85. Engravings on steel. This art is like that of engraving on copper, except that the number of copies is far less limited. A bank-note engraved as a copperplate, will not give above three thousand impressions without a sensible deterioration. Two impressions of a bank-note engraved on steel were examined by one of our most eminent artists,(1*) who found it difficult to pronounce with any confidence, which was the earliest impression. One of these was a proof from amongst the first thousand, the other was taken after between seventy and eighty thousand had been printed off.
86. Music printing. Music is usually printed from pewter plates, on which the characters have been impressed by steel punches. The metal being much softer than copper, is liable to scratches, which detain a small portion of the ink. This is the reason of the dirty appearance of printed music. A new process has recently been invented by Mr Cowper, by which this inconvenience will be avoided. The improved method, which give sharpness to the characters, is still an art of copying; but it is effected by surface printing, nearly in the same manner as calico-printing from blocks, to be described hereafter, 96. The method of printing music from pewter plates, although by far the most frequently made use of, is not the only one employed, for music is occasionally printed from stone. Sometimes also it is printed with moveable type; and occasionally the musical characters are printed on the paper, and the lines printed afterwards. Specimens of both these latter modes of music-printing may be seen in the splendid collection of impressions from the types of the press of Bodoni at Parma: but notwithstanding the great care bestowed on the execution of that work, the perpetual interruption of continuity in the lines, arising from the use of moveable types, when the characters and lines are printed at the same time, is apparent.
87. Calico printing from cylinders. Many of the patterns on printed calicos are copies by printing from copper cylinders about four or five inches in diameter, on which the desired pattern has been previously engraved.
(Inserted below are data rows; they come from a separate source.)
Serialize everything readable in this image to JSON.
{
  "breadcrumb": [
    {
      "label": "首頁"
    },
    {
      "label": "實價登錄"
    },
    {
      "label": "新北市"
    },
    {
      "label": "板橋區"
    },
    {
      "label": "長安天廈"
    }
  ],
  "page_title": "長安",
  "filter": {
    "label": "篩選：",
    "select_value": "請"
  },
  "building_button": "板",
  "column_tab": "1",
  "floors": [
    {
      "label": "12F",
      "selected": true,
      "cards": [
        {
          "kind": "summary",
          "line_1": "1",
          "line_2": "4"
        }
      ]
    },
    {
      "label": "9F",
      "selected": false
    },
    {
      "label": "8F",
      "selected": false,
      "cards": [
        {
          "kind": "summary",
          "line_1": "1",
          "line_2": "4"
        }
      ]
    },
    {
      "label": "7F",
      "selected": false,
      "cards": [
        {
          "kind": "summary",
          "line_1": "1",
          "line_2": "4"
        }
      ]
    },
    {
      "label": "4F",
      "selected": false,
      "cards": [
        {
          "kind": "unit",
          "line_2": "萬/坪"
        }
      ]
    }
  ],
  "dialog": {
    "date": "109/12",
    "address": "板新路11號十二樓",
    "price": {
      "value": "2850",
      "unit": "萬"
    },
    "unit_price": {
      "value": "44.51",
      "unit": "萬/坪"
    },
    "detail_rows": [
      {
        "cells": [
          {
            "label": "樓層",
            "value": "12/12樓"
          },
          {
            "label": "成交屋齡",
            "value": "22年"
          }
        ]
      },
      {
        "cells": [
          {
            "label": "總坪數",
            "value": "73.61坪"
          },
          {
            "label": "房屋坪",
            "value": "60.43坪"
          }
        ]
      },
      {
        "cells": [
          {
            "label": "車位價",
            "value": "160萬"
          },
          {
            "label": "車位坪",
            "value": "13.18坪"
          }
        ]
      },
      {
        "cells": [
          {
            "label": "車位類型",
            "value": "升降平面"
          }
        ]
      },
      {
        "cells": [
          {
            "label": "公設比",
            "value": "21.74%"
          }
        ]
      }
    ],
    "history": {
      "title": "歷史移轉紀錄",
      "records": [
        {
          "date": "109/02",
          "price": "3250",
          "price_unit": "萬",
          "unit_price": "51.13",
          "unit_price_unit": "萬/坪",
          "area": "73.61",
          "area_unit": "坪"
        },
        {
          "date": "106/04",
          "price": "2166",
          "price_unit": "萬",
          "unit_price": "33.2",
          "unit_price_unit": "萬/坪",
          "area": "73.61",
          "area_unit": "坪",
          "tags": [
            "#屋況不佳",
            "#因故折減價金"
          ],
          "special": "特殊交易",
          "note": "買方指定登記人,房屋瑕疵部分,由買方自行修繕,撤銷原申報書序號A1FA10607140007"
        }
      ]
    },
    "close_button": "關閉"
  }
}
One portion of the cylinders is exposed to the ink, whilst an elastic scraper of very thin steel, by being pressed forcibly against another part, removes all superfluous ink from the surface previously to its reaching the cloth. A piece of calico twenty-eight yards in length rolls through this press, and is printed in four or five minutes.